Data records for software interfaces

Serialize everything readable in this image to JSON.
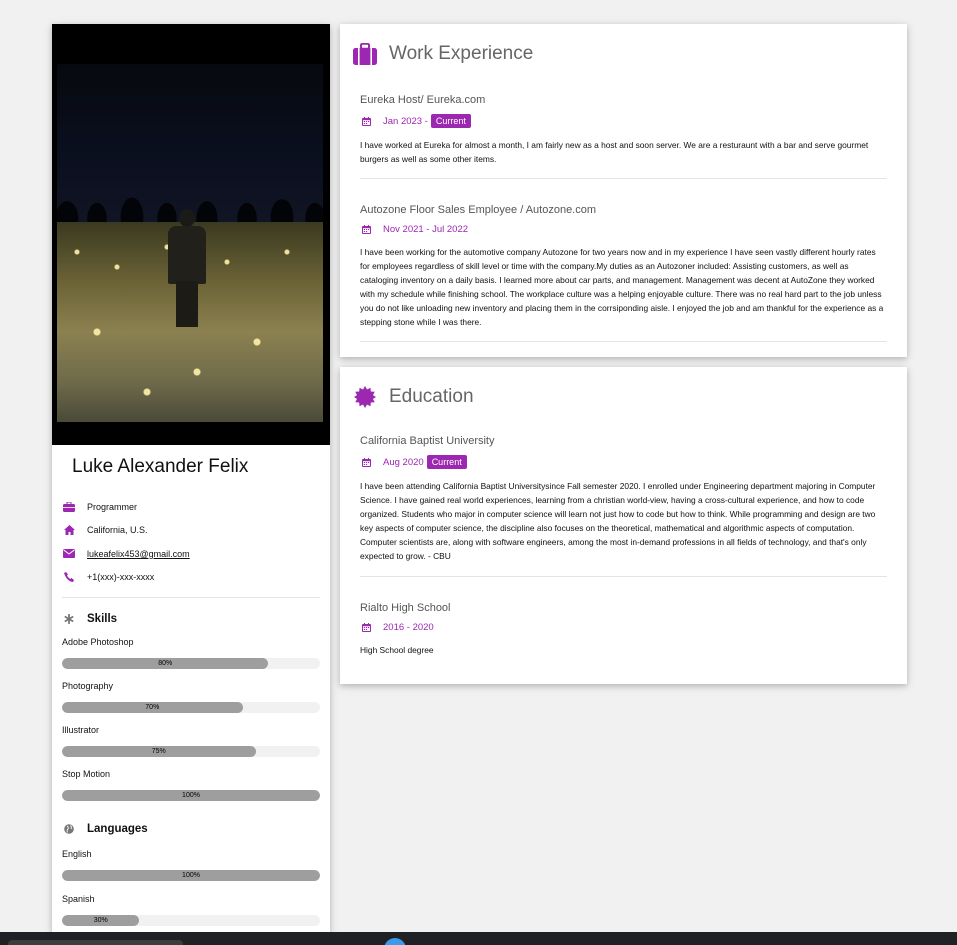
{
  "profile": {
    "name": "Luke Alexander Felix",
    "job": "Programmer",
    "location": "California, U.S.",
    "email": "lukeafelix453@gmail.com",
    "phone": "+1(xxx)-xxx-xxxx"
  },
  "skills": {
    "title": "Skills",
    "items": [
      {
        "label": "Adobe Photoshop",
        "value": "80%",
        "fraction": 0.8
      },
      {
        "label": "Photography",
        "value": "70%",
        "fraction": 0.7
      },
      {
        "label": "Illustrator",
        "value": "75%",
        "fraction": 0.75
      },
      {
        "label": "Stop Motion",
        "value": "100%",
        "fraction": 1.0
      }
    ]
  },
  "languages": {
    "title": "Languages",
    "items": [
      {
        "label": "English",
        "value": "100%",
        "fraction": 1.0
      },
      {
        "label": "Spanish",
        "value": "30%",
        "fraction": 0.3
      }
    ]
  },
  "work": {
    "title": "Work Experience",
    "entries": [
      {
        "title": "Eureka Host/ Eureka.com",
        "date": "Jan 2023 -",
        "tag": "Current",
        "description": "I have worked at Eureka for almost a month, I am fairly new as a host and soon server. We are a resturaunt with a bar and serve gourmet burgers as well as some other items."
      },
      {
        "title": "Autozone Floor Sales Employee / Autozone.com",
        "date": "Nov 2021 - Jul 2022",
        "tag": "",
        "description": "I have been working for the automotive company Autozone for two years now and in my experience I have seen vastly different hourly rates for employees regardless of skill level or time with the company.My duties as an Autozoner included: Assisting customers, as well as cataloging inventory on a daily basis. I learned more about car parts, and management. Management was decent at AutoZone they worked with my schedule while finishing school. The workplace culture was a helping enjoyable culture. There was no real hard part to the job unless you do not like unloading new inventory and placing them in the corrsiponding aisle. I enjoyed the job and am thankful for the experience as a stepping stone while I was there."
      }
    ]
  },
  "education": {
    "title": "Education",
    "entries": [
      {
        "title": "California Baptist University",
        "date": "Aug 2020",
        "tag": "Current",
        "description": "I have been attending California Baptist Universitysince Fall semester 2020. I enrolled under Engineering department majoring in Computer Science. I have gained real world experiences, learning from a christian world-view, having a cross-cultural experience, and how to code organized. Students who major in computer science will learn not just how to code but how to think. While programming and design are two key aspects of computer science, the discipline also focuses on the theoretical, mathematical and algorithmic aspects of computation. Computer scientists are, along with software engineers, among the most in-demand professions in all fields of technology, and that's only expected to grow. - CBU"
      },
      {
        "title": "Rialto High School",
        "date": "2016 - 2020",
        "tag": "",
        "description": "High School degree"
      }
    ]
  },
  "colors": {
    "accent": "#9c27b0",
    "bar_fill": "#9e9e9e",
    "bar_track": "#f1f1f1",
    "background": "#f1f1f1"
  },
  "icons": {
    "job": "briefcase-icon",
    "location": "home-icon",
    "email": "envelope-icon",
    "phone": "phone-icon",
    "skills": "asterisk-icon",
    "languages": "globe-icon",
    "work": "suitcase-icon",
    "education": "certificate-icon",
    "date": "calendar-icon"
  }
}
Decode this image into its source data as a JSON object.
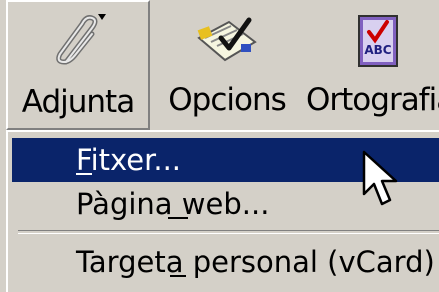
{
  "toolbar": {
    "attach": {
      "label": "Adjunta",
      "icon": "paperclip-icon"
    },
    "options": {
      "label": "Opcions",
      "icon": "checklist-icon"
    },
    "spelling": {
      "label": "Ortografia",
      "icon": "spellcheck-abc-icon"
    }
  },
  "menu": {
    "items": [
      {
        "label": "Fitxer...",
        "highlighted": true
      },
      {
        "label": "Pàgina web...",
        "highlighted": false
      },
      {
        "label": "Targeta personal (vCard)",
        "highlighted": false
      }
    ]
  },
  "colors": {
    "face": "#d4d0c8",
    "highlight": "#0a246a",
    "highlight_text": "#ffffff"
  }
}
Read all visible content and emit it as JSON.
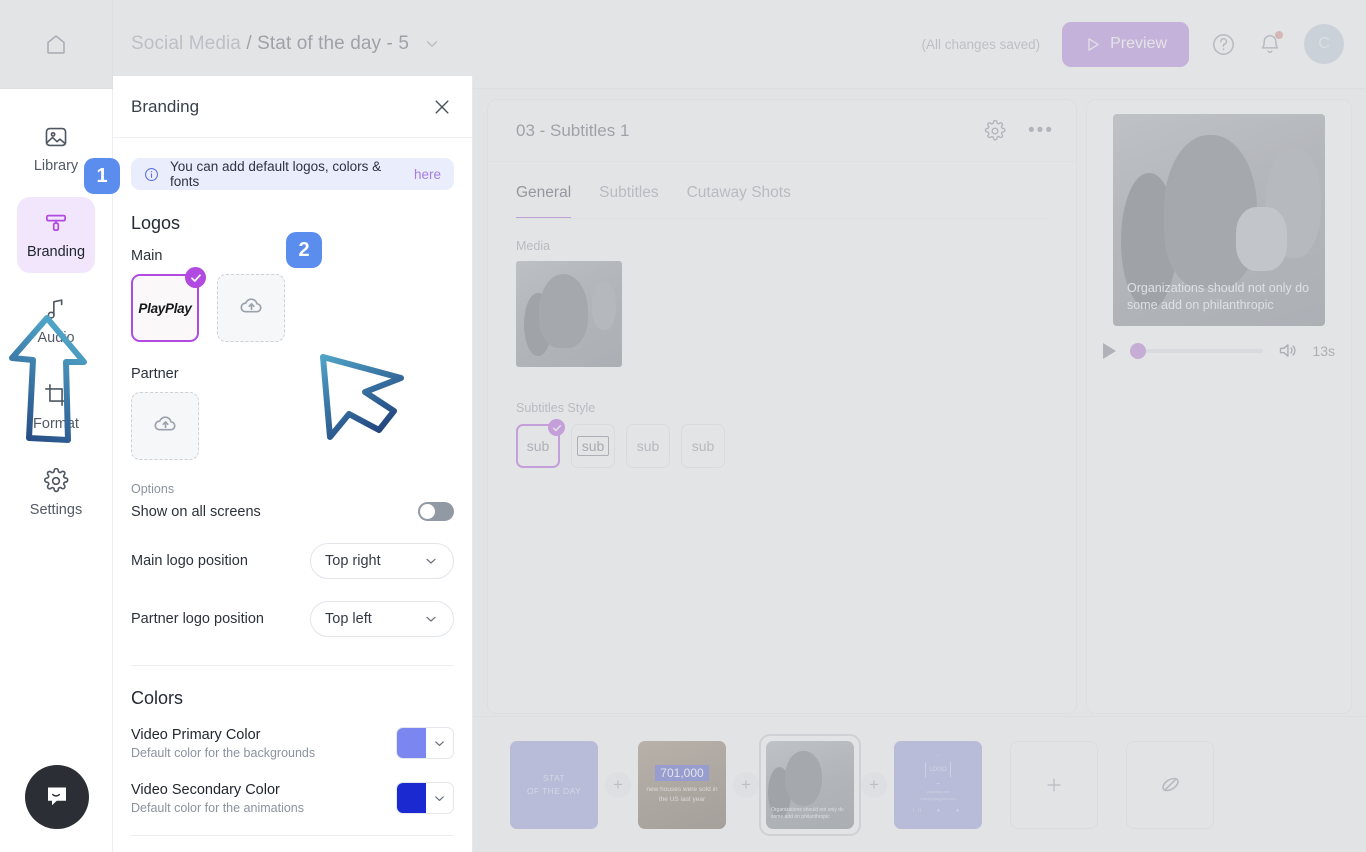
{
  "topbar": {
    "home_icon": "home-icon",
    "breadcrumb_project": "Social Media",
    "breadcrumb_separator": "/",
    "breadcrumb_current": "Stat of the day - 5",
    "saved_status": "(All changes saved)",
    "preview_label": "Preview",
    "help_icon": "question-circle-icon",
    "bell_icon": "notification-bell-icon",
    "avatar_initial": "C"
  },
  "rail": {
    "items": [
      {
        "label": "Library",
        "icon": "image-library-icon",
        "active": false
      },
      {
        "label": "Branding",
        "icon": "paint-roller-icon",
        "active": true
      },
      {
        "label": "Audio",
        "icon": "music-note-icon",
        "active": false
      },
      {
        "label": "Format",
        "icon": "crop-format-icon",
        "active": false
      },
      {
        "label": "Settings",
        "icon": "gear-icon",
        "active": false
      }
    ],
    "chat_icon": "intercom-chat-icon"
  },
  "panel": {
    "title": "Branding",
    "close_icon": "close-icon",
    "notice": {
      "icon": "info-circle-icon",
      "text": "You can add default logos, colors & fonts",
      "link_text": "here"
    },
    "logos": {
      "section_title": "Logos",
      "main_label": "Main",
      "main_logo_name": "PlayPlay",
      "main_selected": true,
      "upload_icon": "cloud-upload-icon",
      "partner_label": "Partner"
    },
    "options": {
      "section_label": "Options",
      "show_all_screens_label": "Show on all screens",
      "show_all_screens_on": false,
      "main_logo_position_label": "Main logo position",
      "main_logo_position_value": "Top right",
      "partner_logo_position_label": "Partner logo position",
      "partner_logo_position_value": "Top left"
    },
    "colors": {
      "section_title": "Colors",
      "primary_label": "Video Primary Color",
      "primary_sub": "Default color for the backgrounds",
      "primary_hex": "#7b86f0",
      "secondary_label": "Video Secondary Color",
      "secondary_sub": "Default color for the animations",
      "secondary_hex": "#1a2ad0"
    }
  },
  "editor": {
    "slide_title": "03 - Subtitles 1",
    "gear_icon": "gear-icon",
    "more_icon": "more-horizontal-icon",
    "tabs": [
      {
        "label": "General",
        "active": true
      },
      {
        "label": "Subtitles",
        "active": false
      },
      {
        "label": "Cutaway Shots",
        "active": false
      }
    ],
    "media_label": "Media",
    "subtitles_style_label": "Subtitles Style",
    "subtitle_styles": [
      {
        "label": "sub",
        "selected": true,
        "variant": "plain"
      },
      {
        "label": "sub",
        "selected": false,
        "variant": "boxed"
      },
      {
        "label": "sub",
        "selected": false,
        "variant": "plain"
      },
      {
        "label": "sub",
        "selected": false,
        "variant": "plain"
      }
    ]
  },
  "preview": {
    "caption": "Organizations should not only do some add on philanthropic",
    "play_icon": "play-icon",
    "volume_icon": "volume-icon",
    "duration": "13s",
    "progress_percent": 0
  },
  "timeline": {
    "slides": [
      {
        "kind": "title",
        "line1": "STAT",
        "line2": "OF THE DAY",
        "selected": false
      },
      {
        "kind": "stat",
        "number": "701,000",
        "caption": "new houses were sold in the US last year",
        "selected": false
      },
      {
        "kind": "video",
        "caption": "Organizations should not only do some add on philanthropic",
        "selected": true
      },
      {
        "kind": "logo",
        "logo_text": "LOGO",
        "sub1": "playplay.com",
        "sub2": "hello@playplay.com",
        "selected": false
      }
    ],
    "add_icon": "plus-icon",
    "hidden_icon": "eye-off-icon",
    "separator_plus": "+"
  },
  "annotations": {
    "badges": [
      {
        "number": "1",
        "target": "branding-rail-item"
      },
      {
        "number": "2",
        "target": "main-logo-upload"
      }
    ],
    "arrow_up_color": "#2b5a9e",
    "cursor_color": "#2f5fa0"
  }
}
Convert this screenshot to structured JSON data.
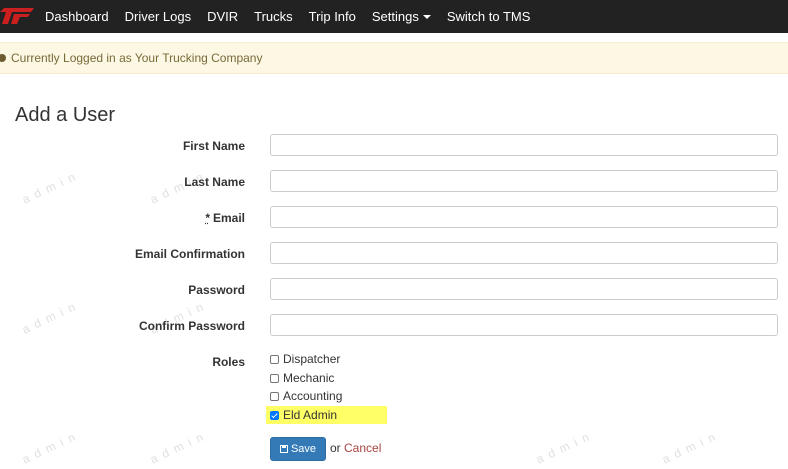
{
  "navbar": {
    "items": [
      "Dashboard",
      "Driver Logs",
      "DVIR",
      "Trucks",
      "Trip Info",
      "Settings",
      "Switch to TMS"
    ],
    "brand_color": "#cc1f1f"
  },
  "alert": {
    "text": "Currently Logged in as Your Trucking Company"
  },
  "form": {
    "title": "Add a User",
    "required_marker": "*",
    "fields": [
      {
        "label": "First Name",
        "value": ""
      },
      {
        "label": "Last Name",
        "value": ""
      },
      {
        "label": "Email",
        "value": ""
      },
      {
        "label": "Email Confirmation",
        "value": ""
      },
      {
        "label": "Password",
        "value": ""
      },
      {
        "label": "Confirm Password",
        "value": ""
      }
    ],
    "roles_label": "Roles",
    "roles": [
      {
        "label": "Dispatcher",
        "checked": false
      },
      {
        "label": "Mechanic",
        "checked": false
      },
      {
        "label": "Accounting",
        "checked": false
      },
      {
        "label": "Eld Admin",
        "checked": true
      }
    ],
    "save_label": "Save",
    "or_text": "or",
    "cancel_label": "Cancel"
  },
  "watermark": "admin"
}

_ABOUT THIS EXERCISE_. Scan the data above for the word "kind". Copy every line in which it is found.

_RESULT_.
        "kind": "title",
        "kind": "stat",
        "kind": "video",
        "kind": "logo",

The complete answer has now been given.